AIM OF THE EXERCISE
Give each record below again, without a single difference.

Entries from a dataset of interfaces:
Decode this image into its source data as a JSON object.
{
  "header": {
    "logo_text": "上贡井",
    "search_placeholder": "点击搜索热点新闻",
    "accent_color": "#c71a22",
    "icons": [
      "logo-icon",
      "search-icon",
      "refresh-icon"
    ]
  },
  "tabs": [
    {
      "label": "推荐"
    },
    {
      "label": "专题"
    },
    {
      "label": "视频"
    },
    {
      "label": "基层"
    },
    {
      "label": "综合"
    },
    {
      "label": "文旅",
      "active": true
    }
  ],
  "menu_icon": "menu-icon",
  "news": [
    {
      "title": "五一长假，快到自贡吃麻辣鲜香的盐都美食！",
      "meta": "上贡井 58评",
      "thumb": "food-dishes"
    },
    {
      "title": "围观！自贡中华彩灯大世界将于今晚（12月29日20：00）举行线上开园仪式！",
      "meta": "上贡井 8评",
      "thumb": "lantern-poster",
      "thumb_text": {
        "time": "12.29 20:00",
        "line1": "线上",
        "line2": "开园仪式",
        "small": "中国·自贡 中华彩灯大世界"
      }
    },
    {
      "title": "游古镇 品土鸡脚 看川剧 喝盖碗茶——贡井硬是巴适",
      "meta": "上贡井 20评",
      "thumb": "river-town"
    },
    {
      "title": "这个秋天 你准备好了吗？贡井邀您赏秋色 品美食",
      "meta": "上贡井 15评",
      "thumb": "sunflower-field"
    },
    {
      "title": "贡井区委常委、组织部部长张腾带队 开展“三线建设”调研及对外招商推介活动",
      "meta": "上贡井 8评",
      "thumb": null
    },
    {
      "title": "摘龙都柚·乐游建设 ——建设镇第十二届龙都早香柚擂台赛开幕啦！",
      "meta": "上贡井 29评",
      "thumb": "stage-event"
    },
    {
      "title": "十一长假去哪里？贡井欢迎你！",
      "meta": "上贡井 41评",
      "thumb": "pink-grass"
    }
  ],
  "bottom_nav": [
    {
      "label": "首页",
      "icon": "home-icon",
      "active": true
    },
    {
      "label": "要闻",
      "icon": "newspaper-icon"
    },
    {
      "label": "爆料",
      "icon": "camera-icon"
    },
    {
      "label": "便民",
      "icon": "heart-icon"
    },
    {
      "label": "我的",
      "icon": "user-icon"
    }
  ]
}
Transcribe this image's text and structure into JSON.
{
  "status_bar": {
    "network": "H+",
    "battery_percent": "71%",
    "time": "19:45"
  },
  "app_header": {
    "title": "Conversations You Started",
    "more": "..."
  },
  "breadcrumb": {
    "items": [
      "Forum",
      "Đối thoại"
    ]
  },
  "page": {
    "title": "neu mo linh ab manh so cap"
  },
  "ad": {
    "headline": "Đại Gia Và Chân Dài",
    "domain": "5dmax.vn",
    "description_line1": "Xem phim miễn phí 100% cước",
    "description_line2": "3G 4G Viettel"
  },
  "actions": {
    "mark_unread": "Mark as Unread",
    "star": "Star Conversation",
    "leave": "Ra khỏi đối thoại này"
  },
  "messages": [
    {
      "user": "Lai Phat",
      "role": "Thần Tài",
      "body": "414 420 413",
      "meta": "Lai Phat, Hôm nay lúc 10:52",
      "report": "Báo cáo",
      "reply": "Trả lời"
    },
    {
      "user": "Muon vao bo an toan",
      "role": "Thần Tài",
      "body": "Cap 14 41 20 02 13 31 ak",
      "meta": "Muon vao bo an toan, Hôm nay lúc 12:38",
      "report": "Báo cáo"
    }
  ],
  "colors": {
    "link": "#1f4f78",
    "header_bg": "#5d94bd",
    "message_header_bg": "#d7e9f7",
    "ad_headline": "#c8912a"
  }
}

SOLUTION FOR THIS EXERCISE
Decode this image into its source data as a JSON object.
{
  "header": {
    "logo_text": "上贡井",
    "search_placeholder": "点击搜索热点新闻",
    "accent_color": "#c71a22",
    "icons": [
      "logo-icon",
      "search-icon",
      "refresh-icon"
    ]
  },
  "tabs": [
    {
      "label": "推荐"
    },
    {
      "label": "专题"
    },
    {
      "label": "视频"
    },
    {
      "label": "基层"
    },
    {
      "label": "综合"
    },
    {
      "label": "文旅",
      "active": true
    }
  ],
  "menu_icon": "menu-icon",
  "news": [
    {
      "title": "五一长假，快到自贡吃麻辣鲜香的盐都美食！",
      "meta": "上贡井 58评",
      "thumb": "food-dishes"
    },
    {
      "title": "围观！自贡中华彩灯大世界将于今晚（12月29日20：00）举行线上开园仪式！",
      "meta": "上贡井 8评",
      "thumb": "lantern-poster",
      "thumb_text": {
        "time": "12.29 20:00",
        "line1": "线上",
        "line2": "开园仪式",
        "small": "中国·自贡 中华彩灯大世界"
      }
    },
    {
      "title": "游古镇 品土鸡脚 看川剧 喝盖碗茶——贡井硬是巴适",
      "meta": "上贡井 20评",
      "thumb": "river-town"
    },
    {
      "title": "这个秋天 你准备好了吗？贡井邀您赏秋色 品美食",
      "meta": "上贡井 15评",
      "thumb": "sunflower-field"
    },
    {
      "title": "贡井区委常委、组织部部长张腾带队 开展“三线建设”调研及对外招商推介活动",
      "meta": "上贡井 8评",
      "thumb": null
    },
    {
      "title": "摘龙都柚·乐游建设 ——建设镇第十二届龙都早香柚擂台赛开幕啦！",
      "meta": "上贡井 29评",
      "thumb": "stage-event"
    },
    {
      "title": "十一长假去哪里？贡井欢迎你！",
      "meta": "上贡井 41评",
      "thumb": "pink-grass"
    }
  ],
  "bottom_nav": [
    {
      "label": "首页",
      "icon": "home-icon",
      "active": true
    },
    {
      "label": "要闻",
      "icon": "newspaper-icon"
    },
    {
      "label": "爆料",
      "icon": "camera-icon"
    },
    {
      "label": "便民",
      "icon": "heart-icon"
    },
    {
      "label": "我的",
      "icon": "user-icon"
    }
  ]
}
Transcribe this image's text and structure into JSON.
{
  "status_bar": {
    "network": "H+",
    "battery_percent": "71%",
    "time": "19:45"
  },
  "app_header": {
    "title": "Conversations You Started",
    "more": "..."
  },
  "breadcrumb": {
    "items": [
      "Forum",
      "Đối thoại"
    ]
  },
  "page": {
    "title": "neu mo linh ab manh so cap"
  },
  "ad": {
    "headline": "Đại Gia Và Chân Dài",
    "domain": "5dmax.vn",
    "description_line1": "Xem phim miễn phí 100% cước",
    "description_line2": "3G 4G Viettel"
  },
  "actions": {
    "mark_unread": "Mark as Unread",
    "star": "Star Conversation",
    "leave": "Ra khỏi đối thoại này"
  },
  "messages": [
    {
      "user": "Lai Phat",
      "role": "Thần Tài",
      "body": "414 420 413",
      "meta": "Lai Phat, Hôm nay lúc 10:52",
      "report": "Báo cáo",
      "reply": "Trả lời"
    },
    {
      "user": "Muon vao bo an toan",
      "role": "Thần Tài",
      "body": "Cap 14 41 20 02 13 31 ak",
      "meta": "Muon vao bo an toan, Hôm nay lúc 12:38",
      "report": "Báo cáo"
    }
  ],
  "colors": {
    "link": "#1f4f78",
    "header_bg": "#5d94bd",
    "message_header_bg": "#d7e9f7",
    "ad_headline": "#c8912a"
  }
}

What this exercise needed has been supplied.